%%
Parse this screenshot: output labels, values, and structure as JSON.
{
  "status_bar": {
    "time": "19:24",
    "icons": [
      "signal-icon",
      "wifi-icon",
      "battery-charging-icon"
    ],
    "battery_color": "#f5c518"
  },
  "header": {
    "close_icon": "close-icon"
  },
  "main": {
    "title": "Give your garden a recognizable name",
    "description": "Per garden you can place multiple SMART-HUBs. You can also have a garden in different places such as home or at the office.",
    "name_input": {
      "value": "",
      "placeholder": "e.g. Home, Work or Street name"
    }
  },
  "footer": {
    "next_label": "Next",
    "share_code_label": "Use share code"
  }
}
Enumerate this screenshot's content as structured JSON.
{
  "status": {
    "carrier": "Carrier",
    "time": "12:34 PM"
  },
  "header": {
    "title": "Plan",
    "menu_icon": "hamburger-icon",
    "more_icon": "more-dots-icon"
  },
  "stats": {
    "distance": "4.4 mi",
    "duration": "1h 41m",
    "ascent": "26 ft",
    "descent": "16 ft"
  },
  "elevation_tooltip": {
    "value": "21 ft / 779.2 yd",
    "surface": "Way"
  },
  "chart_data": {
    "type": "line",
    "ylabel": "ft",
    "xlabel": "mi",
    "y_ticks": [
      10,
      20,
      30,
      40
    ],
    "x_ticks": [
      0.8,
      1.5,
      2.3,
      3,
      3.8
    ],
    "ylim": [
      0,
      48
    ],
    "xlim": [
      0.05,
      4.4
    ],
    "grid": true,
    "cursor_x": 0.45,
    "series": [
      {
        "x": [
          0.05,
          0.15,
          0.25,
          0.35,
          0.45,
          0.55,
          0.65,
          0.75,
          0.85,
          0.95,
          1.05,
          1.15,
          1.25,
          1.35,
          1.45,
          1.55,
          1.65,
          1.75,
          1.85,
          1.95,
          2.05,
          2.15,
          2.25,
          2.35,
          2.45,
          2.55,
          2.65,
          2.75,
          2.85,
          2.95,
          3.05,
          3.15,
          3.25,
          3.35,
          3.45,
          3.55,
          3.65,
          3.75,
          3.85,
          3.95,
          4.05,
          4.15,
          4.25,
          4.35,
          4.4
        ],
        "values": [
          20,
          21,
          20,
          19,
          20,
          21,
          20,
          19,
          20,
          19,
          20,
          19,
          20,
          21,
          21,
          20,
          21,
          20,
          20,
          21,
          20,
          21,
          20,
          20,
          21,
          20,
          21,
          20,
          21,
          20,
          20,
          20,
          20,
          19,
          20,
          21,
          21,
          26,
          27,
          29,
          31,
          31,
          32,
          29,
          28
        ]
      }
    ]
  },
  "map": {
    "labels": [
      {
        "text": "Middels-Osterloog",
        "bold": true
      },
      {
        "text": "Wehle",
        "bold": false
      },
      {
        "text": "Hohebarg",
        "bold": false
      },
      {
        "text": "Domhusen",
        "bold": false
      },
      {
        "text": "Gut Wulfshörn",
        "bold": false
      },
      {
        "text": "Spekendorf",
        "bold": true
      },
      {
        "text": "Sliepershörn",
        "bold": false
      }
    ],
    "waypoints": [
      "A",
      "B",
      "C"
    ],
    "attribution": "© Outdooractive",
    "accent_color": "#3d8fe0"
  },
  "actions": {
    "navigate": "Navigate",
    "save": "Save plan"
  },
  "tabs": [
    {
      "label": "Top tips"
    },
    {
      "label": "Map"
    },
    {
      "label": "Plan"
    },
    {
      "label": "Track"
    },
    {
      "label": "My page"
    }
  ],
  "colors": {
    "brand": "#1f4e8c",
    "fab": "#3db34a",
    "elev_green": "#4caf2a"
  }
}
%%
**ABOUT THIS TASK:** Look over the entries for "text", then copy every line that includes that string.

**TASK OUTPUT:**
        "text": "Middels-Osterloog",
        "text": "Wehle",
        "text": "Hohebarg",
        "text": "Domhusen",
        "text": "Gut Wulfshörn",
        "text": "Spekendorf",
        "text": "Sliepershörn",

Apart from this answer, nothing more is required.